By the Corporations, For the Corporations: Scott Pruitt Chooses Not to Ban Insecticide

Emma Fusco

The new head of the Environmental Protection Agency, Scott Pruitt, and made one of his first formal actions as the nation’s top environmental official this past Wednesday.  About a decade ago, two environmental groups asked the agency to ban all uses of an insecticide called clorphyrifos.  

After being banned in 200 for household use, it’s still used today on about 40,000 farms on crops ranging from almonds to apples.  Based off of research conducted at Columbia University, the E.P.A. has concluded that exposure to chlorpyrifos potentially causes learning and memory declines, particularly among farm workers and young children who are exposed to the chemical through drinking water and other sources.

Dow chemical however, argues that the science demonstrating that the chemical is harmful is inconclusive.  Mr. Pruitt insists that the agency needs to study the science more in order to understand whether or not the correlation is in fact causation.  

The move was immediately condemned by environmental groups, claiming that the Trump administration cares more about major corporations than the health and safety of families nationwide.  To further this point, Jim Jones, who ran the chemical safety unit at the E.P.A. for five years spending more than 20 years working there, says that “[t]hey are ignoring the science that is pretty solid.” This rejection is considered a “final agency action” suggesting that the matter would not likely be revisited until 2022, the next time the E.P.A. is formally acquired to re-evaluate the safety of the pesticide.
The agency is now under fire by environmental groups who intend to return back to the Ninth Circuit Court of Appeals in San Francisco to ask judges to order the agency to ban the use of this pesticide.

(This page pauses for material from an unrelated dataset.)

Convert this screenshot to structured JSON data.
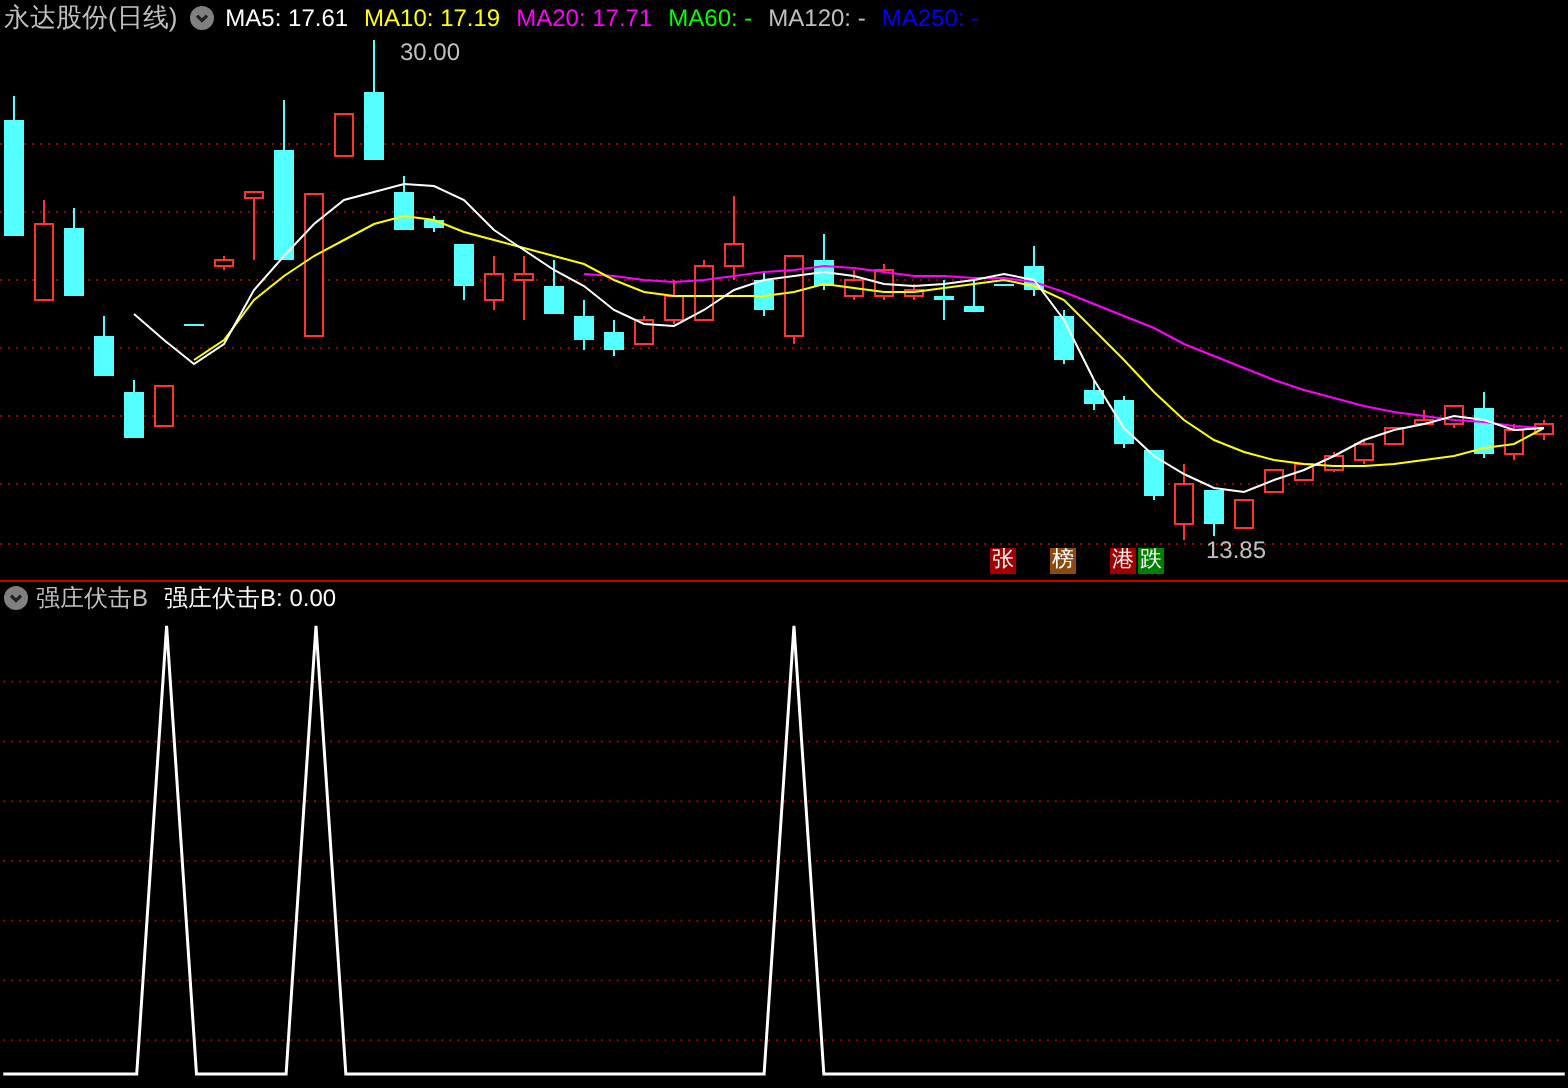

See Eric Lipton, E.P.A. Chief, Rejecting Agency’s Science, Chooses Not to Ban Insecticide, N.Y. Times (Mar. 29, 2017),